Everything you need to know about securing an investment as a startup or scale-up!
Peer Group Meeting # 78 | On Monday September 2, the Peer Group Meeting “Startups / Scaleups & Investor” took place at the office of Holland ConTech & PropTech. Robbert Heekelaar (VP Architecture & Emerging Technologies at Prologis), Daniël Langerveld (Business Analyst at Endeit Investments), and Yvo Velthoen (Technology Analyst at Venture IQ) answered the various financing questions from the entrepreneurs present during a two-hour session.
We have listed some questions and answers in order to inform interested parties who are not present about (part of) the matter discussed.
Which KPIs do investors focus on?
Daniel: Which KPIs an investor focuses on depends on the position of the company on the investment cycle. We focus on companies from € 2 million turnover and this is a strict requirement. As a SaaS company in the SAAS community, you already have serious traction with such a turnover. We therefore see the € 2 mln turnover as a proxy to show that a company knows who its target customers are and how they can best be approached. This turnover level also includes specific KPIs that are aimed at further upscaling growth. Examples are: 1) costs to acquire a customer (eg Google advertisements, sales persons, etc.), 2) KPIs regarding the value of a customer, such as turnover per customer per month (ARPA) and the churn costs per customer per month. With points 1) and 2) you can then determine the relationship between the lifetime value and the customer acquisition costs (LTV / CAC) of a company. With which you determine: what does a customer deliver (LTV) and what does it cost to acquire the customer (CAC). This ratio is most important to us. It shows how much risk can be taken by expanding sales teams, increasing the marketing spend and rolling out abroad. There is of course risk involved, but this is somewhat mitigated because the company already has “proven” traction in the market.
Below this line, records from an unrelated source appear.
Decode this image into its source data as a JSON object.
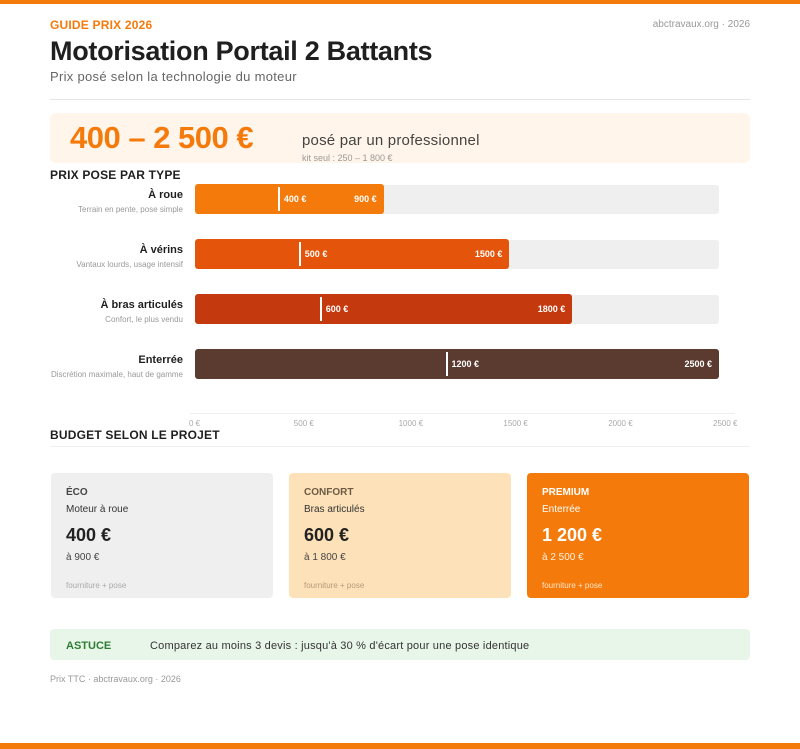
{
  "header": {
    "kicker": "GUIDE PRIX 2026",
    "site": "abctravaux.org · 2026",
    "title": "Motorisation Portail 2 Battants",
    "subtitle": "Prix posé selon la technologie du moteur"
  },
  "hero": {
    "range": "400 – 2 500 €",
    "note": "posé par un professionnel",
    "kit": "kit seul : 250 – 1 800 €"
  },
  "chart_data": {
    "type": "bar",
    "orientation": "horizontal",
    "title": "PRIX POSE PAR TYPE",
    "categories": [
      "À roue",
      "À vérins",
      "À bras articulés",
      "Enterrée"
    ],
    "descriptions": [
      "Terrain en pente, pose simple",
      "Vantaux lourds, usage intensif",
      "Confort, le plus vendu",
      "Discrétion maximale, haut de gamme"
    ],
    "min_values": [
      400,
      500,
      600,
      1200
    ],
    "max_values": [
      900,
      1500,
      1800,
      2500
    ],
    "min_labels": [
      "400 €",
      "500 €",
      "600 €",
      "1200 €"
    ],
    "max_labels": [
      "900 €",
      "1500 €",
      "1800 €",
      "2500 €"
    ],
    "colors": [
      "#f47b0b",
      "#e4540a",
      "#c5390f",
      "#5b3a2f"
    ],
    "xlim": [
      0,
      2500
    ],
    "ticks": [
      0,
      500,
      1000,
      1500,
      2000,
      2500
    ],
    "tick_labels": [
      "0 €",
      "500 €",
      "1000 €",
      "1500 €",
      "2000 €",
      "2500 €"
    ]
  },
  "budget": {
    "title": "BUDGET SELON LE PROJET",
    "cards": [
      {
        "title": "ÉCO",
        "sub": "Moteur à roue",
        "price": "400 €",
        "to": "à 900 €",
        "foot": "fourniture + pose"
      },
      {
        "title": "CONFORT",
        "sub": "Bras articulés",
        "price": "600 €",
        "to": "à 1 800 €",
        "foot": "fourniture + pose"
      },
      {
        "title": "PREMIUM",
        "sub": "Enterrée",
        "price": "1 200 €",
        "to": "à 2 500 €",
        "foot": "fourniture + pose"
      }
    ]
  },
  "tip": {
    "label": "ASTUCE",
    "text": "Comparez au moins 3 devis : jusqu'à 30 % d'écart pour une pose identique"
  },
  "footer": "Prix TTC · abctravaux.org · 2026",
  "colors": {
    "accent": "#f47b0b",
    "card_eco": "#efefef",
    "card_confort": "#fde1b9",
    "card_premium": "#f47b0b",
    "tip_bg": "#e8f5e9",
    "tip_text": "#2e7d32"
  }
}
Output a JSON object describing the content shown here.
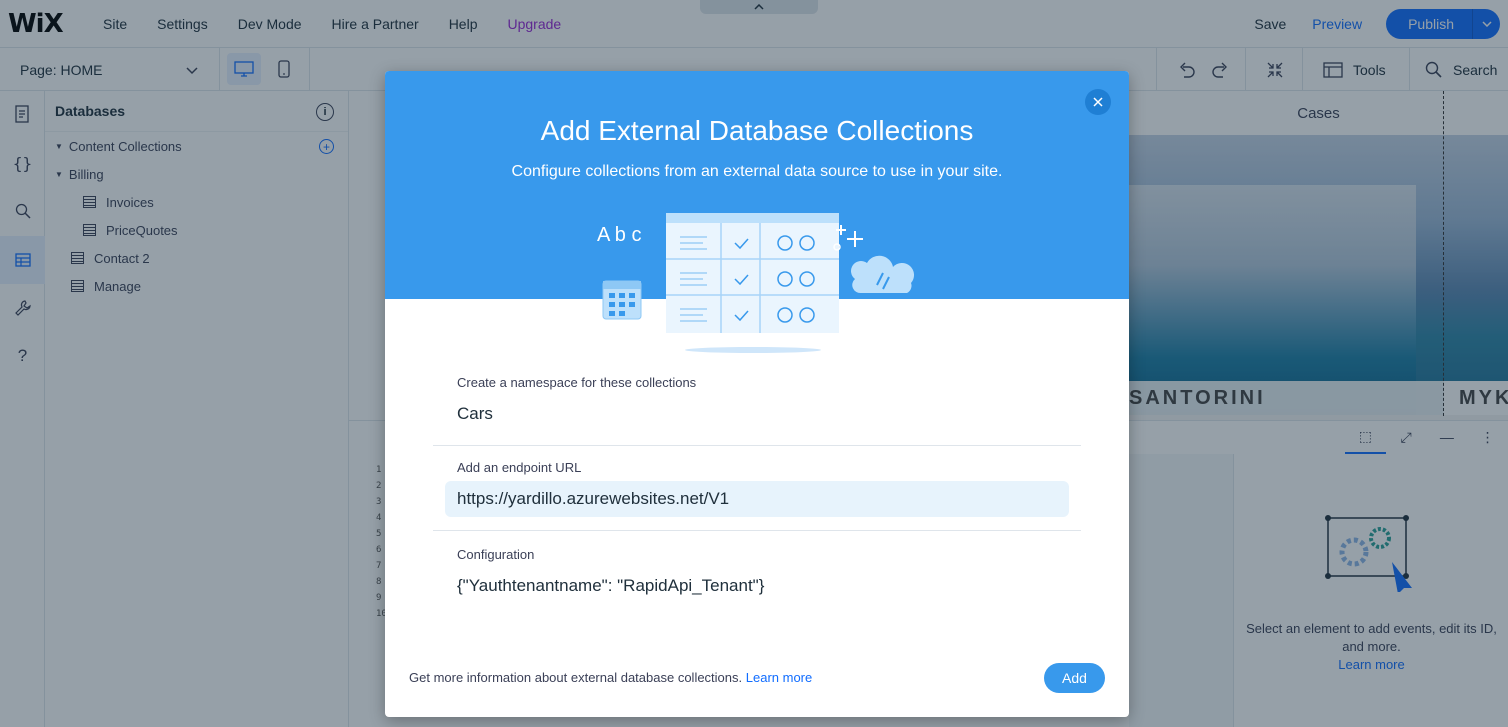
{
  "topbar": {
    "logo": "WiX",
    "menu": [
      "Site",
      "Settings",
      "Dev Mode",
      "Hire a Partner",
      "Help",
      "Upgrade"
    ],
    "save": "Save",
    "preview": "Preview",
    "publish": "Publish"
  },
  "subbar": {
    "page_label": "Page: HOME",
    "tools": "Tools",
    "search": "Search"
  },
  "databases": {
    "title": "Databases",
    "info": "i",
    "items": [
      {
        "label": "Content Collections"
      },
      {
        "label": "Billing"
      },
      {
        "label": "Invoices"
      },
      {
        "label": "PriceQuotes"
      },
      {
        "label": "Contact 2"
      },
      {
        "label": "Manage"
      }
    ]
  },
  "canvas": {
    "cases": "Cases",
    "hero_label_1": "SANTORINI",
    "hero_label_2": "MYK",
    "line_numbers": "1\n2\n3\n4\n5\n6\n7\n8\n9\n10"
  },
  "properties": {
    "message": "Select an element to add events, edit its ID, and more.",
    "learn_more": "Learn more"
  },
  "modal": {
    "title": "Add External Database Collections",
    "subtitle": "Configure collections from an external data source to use in your site.",
    "illus_letters": "A b c",
    "fields": [
      {
        "label": "Create a namespace for these collections",
        "value": "Cars"
      },
      {
        "label": "Add an endpoint URL",
        "value": "https://yardillo.azurewebsites.net/V1"
      },
      {
        "label": "Configuration",
        "value": "{\"Yauthtenantname\": \"RapidApi_Tenant\"}"
      }
    ],
    "footer_text": "Get more information about external database collections.",
    "footer_link": "Learn more",
    "add_button": "Add"
  },
  "colors": {
    "accent": "#116dff",
    "modal_header": "#3899ec",
    "upgrade": "#9a27d5"
  }
}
During the initial phase, the so-called “seed funding”, it is more about having a good idea. As a founder, you have invested time in the company, but you still have little traction in the market (solid revenue growth) and you do not know exactly what and to whom you are going to sell. The product, approach and type of customer may change a few more times in the first phase. The start-up is valued differently during this cycle and will do well to find an Angel of seed investor. The latter usually invests smaller amounts. Which also makes sense since the valuation will be lower as there is more risk. After all, there is still “little” traction.
Robbert: We also only invest from the second round. Our investment branch is not our core business, so we do not have the capacity to allow a seed to flourish. For such a first round you can indeed look at Angel investors or a large investment fund that invests in different seeds. If one flies, they are good. Because we look at the applicability in our own sector and potentially also become the company’s first customer, it is useful if the start-up is already somewhat settled. In the second round it is therefore clearer what the company can do for our sector and we can immediately make matches. In addition to making an investment, we can then also propose customers where the product can be implemented.
Yvo: With us, the criteria are determined by our customers (often corporates) who are interested in other forms of cooperation in addition to investing. Our customers are often looking for a specific solution to a problem and would like to see all companies worldwide that can offer a solution. In the first instance, we therefore pay particular attention to the track record that companies have on that specific point. By identifying all companies that offer a possible solution, we provide our customers with a complete picture of the playing field. If our customer wishes to invest, we may still drop all companies that fall outside the turnover bandwidth, but then our customer has a good picture of the competitive field. However, an alternative to a corporate can be to just enter into a partnership, which is often more interesting for all parties involved.
How is a company’s turnover calculated?
Daniel: Of course that depends on the industry. We assess the SaaS companies in which we invest by looking at both actual revenue and run rates. If, for example, € 110K is converted in January and € 160K in July, we could calculate a turnover of € 160K multiplied by 12 months. With such growth rates, however, there is a good chance that the company will continue to grow to € 190K, so then we take welli